You know what hemisphere you'll be in when you leave?
The foot now protrudes below the mouth, and the post-oral hemisphere of the trochosphere grows more rapidly then the anterior or velar area.
The whole story points to a general distribution of flowering plants from the northern hemisphere southwards.
The Glossopteris flora gradually spread to the northern hemisphere and intermingled with the later Palaeozoic flora which still persisted.
As a rule the genera of the northern hemisphere differ from those of the southern.
They point to cooler conditions in the northern hemisphere: palms and tropical types diminish; deciduous trees increase.
A well-marked trochosphere is formed by the development of an equatorial ciliated band; and subsequently, by the disproportionate growth of the lower hemisphere, the trochosphere becomes a veliger.
The typical genus Lilium and Fritillaria are widely distributed in the temperate regions of the northern hemisphere.
Fagus, starting from the northern hemisphere, has more than held its own in Europe and Asia, but has all but died out in North America, finding conditions favorable for a fresh start in Australasia.
Though now on the way to extinction, Cycadeae are still widely represented in the southern hemisphere by genera which, however, have no counterpart in the Mesozoic era.
Most stations in the northern hemisphere have a conspicuous maximum at midsummer with little thunder in winter.
The monotypic Pringlea antiscorbutica, the Kerguelen Island cabbage, has no near ally in the southern hemisphere, but is closely related to the northern Cochlearia.
In the southern hemisphere the Palaeozoic flora appears ultimately to have been profoundly modified by a lowering of temperature and the existence of glacial conditions over a wide area.

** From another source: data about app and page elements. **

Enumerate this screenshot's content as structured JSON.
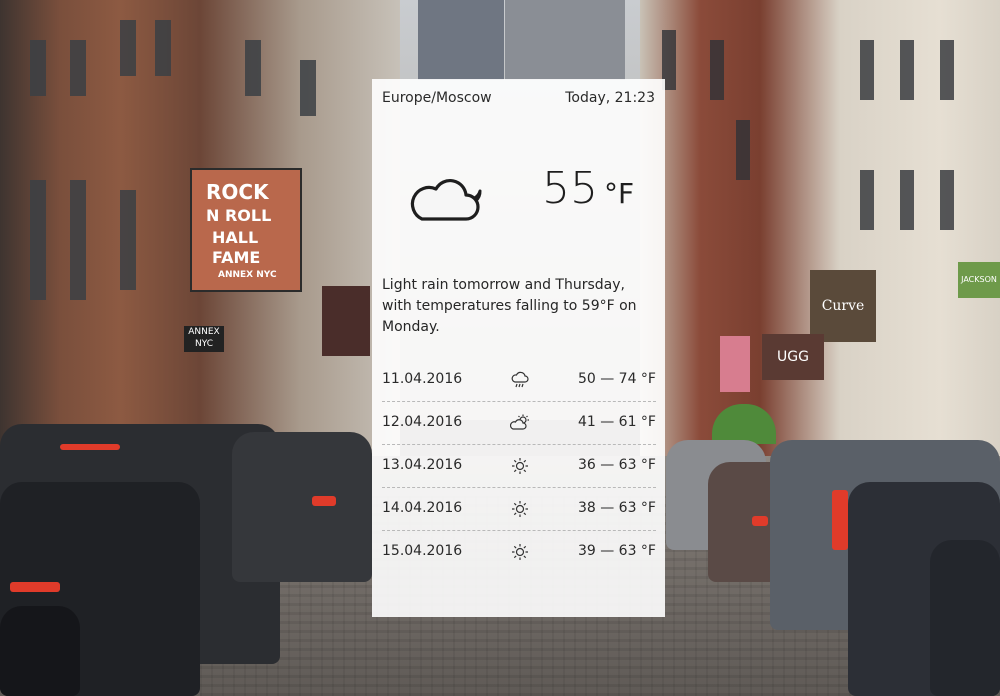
{
  "weather": {
    "location": "Europe/Moscow",
    "datetime": "Today, 21:23",
    "current": {
      "condition_icon": "cloud-moon-icon",
      "temperature": "55",
      "unit": "°F"
    },
    "summary": "Light rain tomorrow and Thursday, with temperatures falling to 59°F on Monday.",
    "forecast": [
      {
        "date": "11.04.2016",
        "icon": "rain-cloud-icon",
        "range": "50 — 74 °F"
      },
      {
        "date": "12.04.2016",
        "icon": "partly-cloudy-sun-icon",
        "range": "41 — 61 °F"
      },
      {
        "date": "13.04.2016",
        "icon": "sun-icon",
        "range": "36 — 63 °F"
      },
      {
        "date": "14.04.2016",
        "icon": "sun-icon",
        "range": "38 — 63 °F"
      },
      {
        "date": "15.04.2016",
        "icon": "sun-icon",
        "range": "39 — 63 °F"
      }
    ]
  },
  "background": {
    "signs": [
      "ROCK",
      "N ROLL",
      "HALL",
      "FAME",
      "ANNEX NYC",
      "ANNEX",
      "NYC",
      "Curve",
      "UGG",
      "JACKSON"
    ]
  }
}
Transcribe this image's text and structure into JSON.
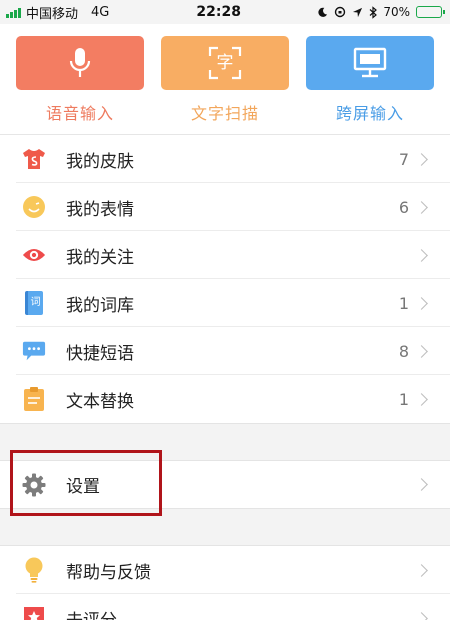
{
  "status_bar": {
    "carrier": "中国移动",
    "network": "4G",
    "time": "22:28",
    "battery_text": "70%",
    "battery_level": 0.7
  },
  "top_actions": [
    {
      "label": "语音输入",
      "icon": "microphone-icon",
      "tile_color": "#f37d62",
      "label_color": "#ee7b5f"
    },
    {
      "label": "文字扫描",
      "icon": "text-scan-icon",
      "tile_color": "#f8ad63",
      "label_color": "#f2a65b",
      "icon_text": "字"
    },
    {
      "label": "跨屏输入",
      "icon": "monitor-icon",
      "tile_color": "#5aa9ef",
      "label_color": "#4a9de6"
    }
  ],
  "menu_group1": [
    {
      "label": "我的皮肤",
      "count": "7",
      "icon": "tshirt-icon"
    },
    {
      "label": "我的表情",
      "count": "6",
      "icon": "smiley-icon"
    },
    {
      "label": "我的关注",
      "count": "",
      "icon": "eye-icon"
    },
    {
      "label": "我的词库",
      "count": "1",
      "icon": "dictionary-icon",
      "icon_text": "词"
    },
    {
      "label": "快捷短语",
      "count": "8",
      "icon": "chat-bubble-icon"
    },
    {
      "label": "文本替换",
      "count": "1",
      "icon": "clipboard-icon"
    }
  ],
  "settings_row": {
    "label": "设置",
    "icon": "gear-icon"
  },
  "menu_group3": [
    {
      "label": "帮助与反馈",
      "icon": "lightbulb-icon"
    },
    {
      "label": "去评分",
      "icon": "star-icon"
    }
  ],
  "colors": {
    "highlight": "#b0141a",
    "signal": "#1aa84a"
  }
}
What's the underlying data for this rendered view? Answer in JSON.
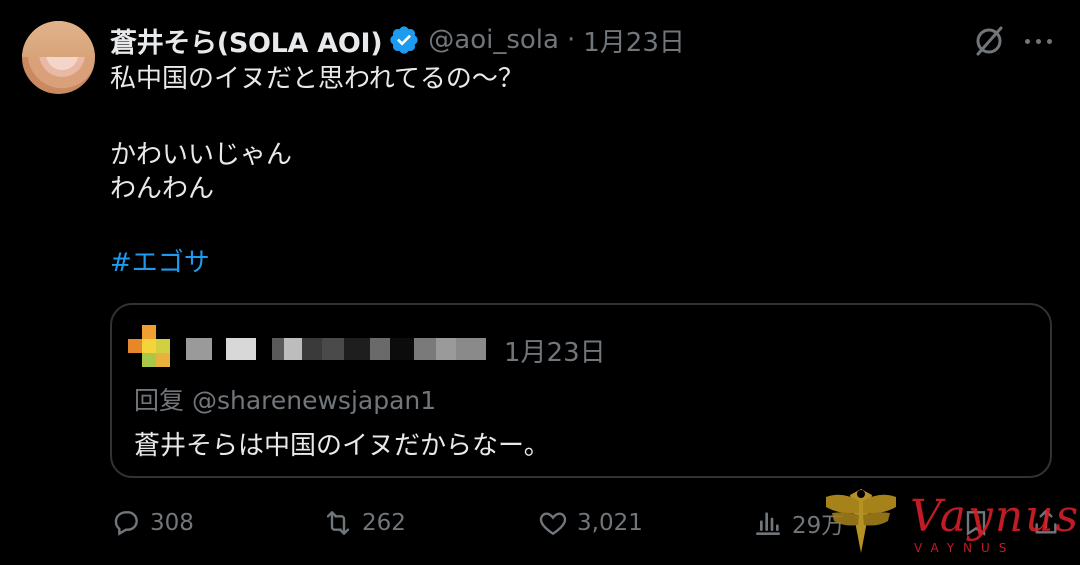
{
  "tweet": {
    "display_name": "蒼井そら(SOLA AOI)",
    "handle": "@aoi_sola",
    "separator": "·",
    "date": "1月23日",
    "lines": [
      "私中国のイヌだと思われてるの〜？",
      "かわいいじゃん",
      "わんわん"
    ],
    "hashtag": "#エゴサ"
  },
  "quote": {
    "date": "1月23日",
    "reply_prefix": "回复 @sharenewsjapan1",
    "text": "蒼井そらは中国のイヌだからなー。"
  },
  "actions": {
    "replies": "308",
    "retweets": "262",
    "likes": "3,021",
    "views": "29万"
  },
  "watermark": {
    "script": "Vaynus",
    "small": "VAYNUS"
  },
  "colors": {
    "accent": "#1d9bf0",
    "muted": "#71767b",
    "border": "#2f3336",
    "watermark": "#d61f2a"
  }
}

It has a world-wide distribution, but finds its chief development in the temperate and frigid zones, especially of the northern hemisphere, and as Alpine plants.